US4114290 * | Jul 26, 1976 | Sep 19, 1978 | Cooper James B | Arithmetic dice game |

US4258922 * | Sep 14, 1978 | Mar 31, 1981 | Landry Alfred E | Computer math game |

US4443012 | Mar 2, 1981 | Apr 17, 1984 | Makovic Edward M | Combination card and dice game |

US4452588 * | Jun 16, 1983 | Jun 5, 1984 | Smith William O | Mathematical game apparatus |

US5176381 * | Oct 30, 1991 | Jan 5, 1993 | Phil Winters | Mathematical game apparatus and method |

Referenced by

Citing Patent | Filing date | Publication date | Applicant | Title |
---|---|---|---|---|

US6561514 * | Jan 29, 2001 | May 13, 2003 | Wanda F. Myles | Multiplication, addition and subtraction card game |

US6685189 * | Jul 1, 2002 | Feb 3, 2004 | Eugene Joseph Cherven | Method of playing a rummy game using star playing cards and companion playing card games |

US6761356 * | Oct 26, 2002 | Jul 13, 2004 | William Jacobson | Educational card game |

US6811402 * | May 15, 2003 | Nov 2, 2004 | Samuel English Ritchie | Method of playing a mathematical game |

US7097174 * | Aug 20, 2004 | Aug 29, 2006 | Richard Darling | Method and device for playing a game using remainder values |

US7182342 * | Mar 22, 2006 | Feb 27, 2007 | Fulton Jr Verdell | Math board game |

US7410170 * | Jun 26, 2006 | Aug 12, 2008 | Hasbro, Inc. | Game having an electronic instruction unit |

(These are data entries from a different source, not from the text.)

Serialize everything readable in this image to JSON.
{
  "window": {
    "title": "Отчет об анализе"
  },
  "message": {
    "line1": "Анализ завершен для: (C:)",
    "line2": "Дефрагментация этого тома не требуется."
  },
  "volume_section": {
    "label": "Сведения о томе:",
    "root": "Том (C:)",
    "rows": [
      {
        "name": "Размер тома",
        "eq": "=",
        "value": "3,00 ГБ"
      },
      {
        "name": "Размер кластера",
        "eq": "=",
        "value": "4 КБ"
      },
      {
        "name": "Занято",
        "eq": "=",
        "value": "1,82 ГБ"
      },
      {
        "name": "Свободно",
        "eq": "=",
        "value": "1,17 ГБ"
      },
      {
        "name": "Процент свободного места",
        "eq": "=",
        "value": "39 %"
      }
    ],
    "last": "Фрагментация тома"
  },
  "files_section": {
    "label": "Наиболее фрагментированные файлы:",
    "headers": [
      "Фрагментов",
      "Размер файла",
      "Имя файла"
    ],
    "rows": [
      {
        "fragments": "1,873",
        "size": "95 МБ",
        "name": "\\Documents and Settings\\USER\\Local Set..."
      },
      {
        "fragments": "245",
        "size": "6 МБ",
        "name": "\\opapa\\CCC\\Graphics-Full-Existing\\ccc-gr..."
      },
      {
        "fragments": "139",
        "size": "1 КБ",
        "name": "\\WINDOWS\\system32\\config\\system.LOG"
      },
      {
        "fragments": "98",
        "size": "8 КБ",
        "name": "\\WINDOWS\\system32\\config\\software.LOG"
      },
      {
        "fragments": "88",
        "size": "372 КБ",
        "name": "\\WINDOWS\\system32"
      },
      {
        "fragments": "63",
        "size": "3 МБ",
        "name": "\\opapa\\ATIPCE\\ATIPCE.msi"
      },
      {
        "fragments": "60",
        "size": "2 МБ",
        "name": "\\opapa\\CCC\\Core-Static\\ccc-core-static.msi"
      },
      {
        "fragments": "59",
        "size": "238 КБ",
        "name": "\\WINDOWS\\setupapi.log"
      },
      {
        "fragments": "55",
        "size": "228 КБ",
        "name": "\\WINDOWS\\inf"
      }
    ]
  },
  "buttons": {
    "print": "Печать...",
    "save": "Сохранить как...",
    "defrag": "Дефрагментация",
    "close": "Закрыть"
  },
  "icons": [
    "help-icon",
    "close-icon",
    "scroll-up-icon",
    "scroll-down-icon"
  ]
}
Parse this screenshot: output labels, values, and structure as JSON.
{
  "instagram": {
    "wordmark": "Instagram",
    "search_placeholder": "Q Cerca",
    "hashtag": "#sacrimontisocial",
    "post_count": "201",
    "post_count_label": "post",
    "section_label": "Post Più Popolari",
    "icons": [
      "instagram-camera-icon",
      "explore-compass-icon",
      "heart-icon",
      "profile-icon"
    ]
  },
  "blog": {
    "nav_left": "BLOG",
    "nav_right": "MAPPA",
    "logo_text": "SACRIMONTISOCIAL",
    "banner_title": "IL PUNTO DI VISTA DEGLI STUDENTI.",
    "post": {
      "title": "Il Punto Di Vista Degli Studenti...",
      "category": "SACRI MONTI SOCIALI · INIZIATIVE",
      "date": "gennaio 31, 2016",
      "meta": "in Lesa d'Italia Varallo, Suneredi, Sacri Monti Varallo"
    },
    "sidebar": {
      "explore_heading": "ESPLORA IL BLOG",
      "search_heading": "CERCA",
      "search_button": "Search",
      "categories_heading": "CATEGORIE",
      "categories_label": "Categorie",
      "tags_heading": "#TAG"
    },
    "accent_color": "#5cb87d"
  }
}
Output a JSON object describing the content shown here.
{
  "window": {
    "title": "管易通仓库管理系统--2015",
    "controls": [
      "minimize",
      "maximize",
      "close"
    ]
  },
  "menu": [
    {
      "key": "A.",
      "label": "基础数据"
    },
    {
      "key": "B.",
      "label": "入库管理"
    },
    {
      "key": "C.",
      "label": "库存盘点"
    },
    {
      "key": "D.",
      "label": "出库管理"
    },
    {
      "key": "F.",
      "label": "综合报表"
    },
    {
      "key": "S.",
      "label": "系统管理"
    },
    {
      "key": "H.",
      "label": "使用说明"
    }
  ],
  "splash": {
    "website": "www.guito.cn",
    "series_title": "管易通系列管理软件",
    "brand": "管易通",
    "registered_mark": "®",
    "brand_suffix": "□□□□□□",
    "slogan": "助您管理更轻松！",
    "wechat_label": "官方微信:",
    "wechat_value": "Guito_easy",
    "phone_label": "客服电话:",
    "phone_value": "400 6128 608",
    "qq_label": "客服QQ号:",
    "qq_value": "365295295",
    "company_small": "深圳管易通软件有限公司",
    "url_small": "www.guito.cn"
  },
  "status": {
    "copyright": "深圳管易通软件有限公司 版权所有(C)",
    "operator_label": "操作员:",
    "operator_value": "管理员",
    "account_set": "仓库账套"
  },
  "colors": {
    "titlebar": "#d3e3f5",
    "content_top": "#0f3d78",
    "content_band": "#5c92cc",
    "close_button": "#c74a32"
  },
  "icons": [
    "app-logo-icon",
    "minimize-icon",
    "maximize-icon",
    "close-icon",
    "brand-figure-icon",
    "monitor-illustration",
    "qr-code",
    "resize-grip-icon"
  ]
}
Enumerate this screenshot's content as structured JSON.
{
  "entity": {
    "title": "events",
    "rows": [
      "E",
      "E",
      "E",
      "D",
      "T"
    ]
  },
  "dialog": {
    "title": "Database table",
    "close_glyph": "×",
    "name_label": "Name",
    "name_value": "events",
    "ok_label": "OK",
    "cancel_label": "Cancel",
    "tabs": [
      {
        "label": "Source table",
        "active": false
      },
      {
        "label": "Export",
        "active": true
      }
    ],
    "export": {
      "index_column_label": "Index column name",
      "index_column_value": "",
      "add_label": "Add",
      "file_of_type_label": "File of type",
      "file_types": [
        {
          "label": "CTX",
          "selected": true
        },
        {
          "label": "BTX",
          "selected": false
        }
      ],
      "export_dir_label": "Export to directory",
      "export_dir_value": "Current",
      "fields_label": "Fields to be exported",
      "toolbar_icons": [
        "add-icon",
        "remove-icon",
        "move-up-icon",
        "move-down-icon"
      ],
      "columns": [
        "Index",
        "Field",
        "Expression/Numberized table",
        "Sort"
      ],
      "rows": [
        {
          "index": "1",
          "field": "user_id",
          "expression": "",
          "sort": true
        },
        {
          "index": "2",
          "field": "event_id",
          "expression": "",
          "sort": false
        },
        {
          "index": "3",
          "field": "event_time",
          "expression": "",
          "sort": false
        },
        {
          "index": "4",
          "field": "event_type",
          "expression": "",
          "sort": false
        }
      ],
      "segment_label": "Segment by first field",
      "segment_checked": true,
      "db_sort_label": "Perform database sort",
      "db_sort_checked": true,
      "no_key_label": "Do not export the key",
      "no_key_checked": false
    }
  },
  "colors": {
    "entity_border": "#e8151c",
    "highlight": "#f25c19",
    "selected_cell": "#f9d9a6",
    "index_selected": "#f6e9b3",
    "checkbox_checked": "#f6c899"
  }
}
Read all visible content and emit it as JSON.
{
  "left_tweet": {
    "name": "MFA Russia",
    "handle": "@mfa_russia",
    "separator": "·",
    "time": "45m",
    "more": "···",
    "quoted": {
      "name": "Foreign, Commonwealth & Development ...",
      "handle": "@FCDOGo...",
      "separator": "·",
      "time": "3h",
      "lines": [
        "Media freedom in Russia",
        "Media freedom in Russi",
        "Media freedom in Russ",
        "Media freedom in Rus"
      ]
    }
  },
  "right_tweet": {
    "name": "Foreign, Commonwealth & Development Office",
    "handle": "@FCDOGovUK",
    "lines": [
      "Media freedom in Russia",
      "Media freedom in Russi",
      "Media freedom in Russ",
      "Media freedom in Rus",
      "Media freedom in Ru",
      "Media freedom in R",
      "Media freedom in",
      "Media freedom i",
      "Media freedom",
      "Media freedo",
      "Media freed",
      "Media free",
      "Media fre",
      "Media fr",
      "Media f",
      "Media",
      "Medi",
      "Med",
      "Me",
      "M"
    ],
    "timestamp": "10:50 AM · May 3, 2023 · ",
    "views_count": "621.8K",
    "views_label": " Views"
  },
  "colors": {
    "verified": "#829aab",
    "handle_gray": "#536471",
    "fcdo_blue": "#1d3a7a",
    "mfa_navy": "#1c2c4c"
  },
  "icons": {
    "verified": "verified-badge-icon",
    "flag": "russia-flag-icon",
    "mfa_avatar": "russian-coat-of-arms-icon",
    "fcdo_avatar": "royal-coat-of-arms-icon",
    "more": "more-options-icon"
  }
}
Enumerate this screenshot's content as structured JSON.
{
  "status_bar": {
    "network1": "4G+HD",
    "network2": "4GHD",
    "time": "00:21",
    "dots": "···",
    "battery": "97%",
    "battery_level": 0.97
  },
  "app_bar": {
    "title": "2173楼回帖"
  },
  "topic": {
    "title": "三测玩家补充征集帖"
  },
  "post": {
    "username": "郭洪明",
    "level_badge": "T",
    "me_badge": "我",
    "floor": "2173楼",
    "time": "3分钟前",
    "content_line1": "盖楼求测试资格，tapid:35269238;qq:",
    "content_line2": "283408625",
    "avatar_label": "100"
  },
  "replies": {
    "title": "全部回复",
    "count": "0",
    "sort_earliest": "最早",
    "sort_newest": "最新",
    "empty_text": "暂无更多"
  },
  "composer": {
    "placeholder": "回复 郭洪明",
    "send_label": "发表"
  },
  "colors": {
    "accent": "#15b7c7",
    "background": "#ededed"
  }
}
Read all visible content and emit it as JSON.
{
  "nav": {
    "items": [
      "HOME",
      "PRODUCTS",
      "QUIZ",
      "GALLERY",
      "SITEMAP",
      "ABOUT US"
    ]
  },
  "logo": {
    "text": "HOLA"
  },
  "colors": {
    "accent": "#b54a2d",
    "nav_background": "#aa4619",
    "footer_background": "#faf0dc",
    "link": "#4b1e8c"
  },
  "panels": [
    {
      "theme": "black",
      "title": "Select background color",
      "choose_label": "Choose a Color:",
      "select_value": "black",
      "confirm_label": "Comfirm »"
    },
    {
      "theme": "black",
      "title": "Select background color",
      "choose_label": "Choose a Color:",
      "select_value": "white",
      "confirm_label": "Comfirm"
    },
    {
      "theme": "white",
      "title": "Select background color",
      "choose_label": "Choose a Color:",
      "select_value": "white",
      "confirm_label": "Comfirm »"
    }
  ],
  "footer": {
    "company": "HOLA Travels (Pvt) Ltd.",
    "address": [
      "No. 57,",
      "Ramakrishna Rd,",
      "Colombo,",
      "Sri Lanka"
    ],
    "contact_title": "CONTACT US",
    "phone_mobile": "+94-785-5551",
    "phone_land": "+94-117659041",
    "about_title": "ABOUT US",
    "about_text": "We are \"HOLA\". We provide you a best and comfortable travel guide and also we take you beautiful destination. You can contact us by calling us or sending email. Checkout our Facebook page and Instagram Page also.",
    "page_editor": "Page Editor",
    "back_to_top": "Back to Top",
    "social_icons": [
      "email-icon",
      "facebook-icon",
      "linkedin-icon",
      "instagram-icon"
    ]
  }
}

US7431299 | Aug 15, 2005 | Oct 7, 2008 | Richard Darling | Method and device for playing a game using remainder values |

US7862337 * | May 31, 2007 | Jan 4, 2011 | Marcello Panicali | Addition and subtraction dice game |

US7950665 | Aug 31, 2007 | May 31, 2011 | Blanche Treloar | Educational card game for enhancing counting skills |

US7997575 * | Nov 16, 2009 | Aug 16, 2011 | Eastman Kodak Company | Device for depositing sheets in a stack |

US8511683 * | Mar 13, 2008 | Aug 20, 2013 | James Bruce Hampton Findlay | Game apparatus and game |

US8523573 | Feb 19, 2010 | Sep 3, 2013 | Consuelo Isabel Villarreal-Reyes | “2 × 3” math learning game |

US8545227 * | Jan 5, 2010 | Oct 1, 2013 | Nelson Patrick Downs | Mathematics game |

US20040229196 * | May 15, 2003 | Nov 18, 2004 | Ritchie Samuel English | Method of playing a mathematical game |

US20060038344 * | Aug 15, 2005 | Feb 23, 2006 | Richard Darling | Method and device for playing a game using remainder values |

US20060038347 * | Aug 20, 2004 | Feb 23, 2006 | Richard Darling | Method and device for playing a game using remainder values |

US20060145423 * | Jun 25, 2004 | Jul 6, 2006 | Tai-Sheng Liou | Stereo playing card |

US20070013134 * | Aug 5, 2005 | Jan 18, 2007 | Bondra Adam S | Novel deck of playing cards and methods for use |

US20070298391 * | May 31, 2007 | Dec 27, 2007 | Marcello Panicali | Addition and subtraction dice game |

US20080042353 * | Jun 6, 2007 | Feb 21, 2008 | Richard Darling | Method and device for playing a game using remainder values |

US20080284102 * | Sep 27, 2004 | Nov 20, 2008 | Schlomo Mizrahi | Numerical Card Games |

US20090270154 * | Oct 29, 2009 | Jennings Lee | Method and device for playing a game matching card and dice values | |

US20100038851 * | Aug 17, 2009 | Feb 18, 2010 | Kenney Tyler B | Game |

US20100059931 * | Nov 16, 2009 | Mar 11, 2010 | Dirk Dobrindt | Device for depositing sheets in a stack |

US20100078885 * | Aug 25, 2009 | Apr 1, 2010 | David Thielbar | Multiplayer dice game and method thereof |

US20100133753 * | Mar 13, 2008 | Jun 3, 2010 | James Bruce Hampton Findlay | Game apparatus and game |

US20100173270 * | Jan 5, 2010 | Jul 8, 2010 | Nelson Patrick Downs | Mathematics game |

US20130137070 * | May 30, 2013 | Nancy Gossling | Apparatus and method of manipulating numeric panels | |

US20130285323 * | Apr 12, 2013 | Oct 31, 2013 | James Bruce Hampton Findlay | Game apparatus and game |

Classifications

U.S. Classification | 273/292, 273/272, 434/191, 434/188 |

International Classification | A63F1/04, A63F3/04 |

Cooperative Classification | A63F3/0415, A63F2001/0416 |

European Classification | A63F3/04C |

Legal Events

Date | Code | Event | Description |
---|---|---|---|

May 19, 2005 | FPAY | Fee payment | Year of fee payment: 4 |

Sep 7, 2009 | REMI | Maintenance fee reminder mailed | |

Jan 29, 2010 | LAPS | Lapse for failure to pay maintenance fees | |

Mar 23, 2010 | FP | Expired due to failure to pay maintenance fee | Effective date: 20100129 |

Rotate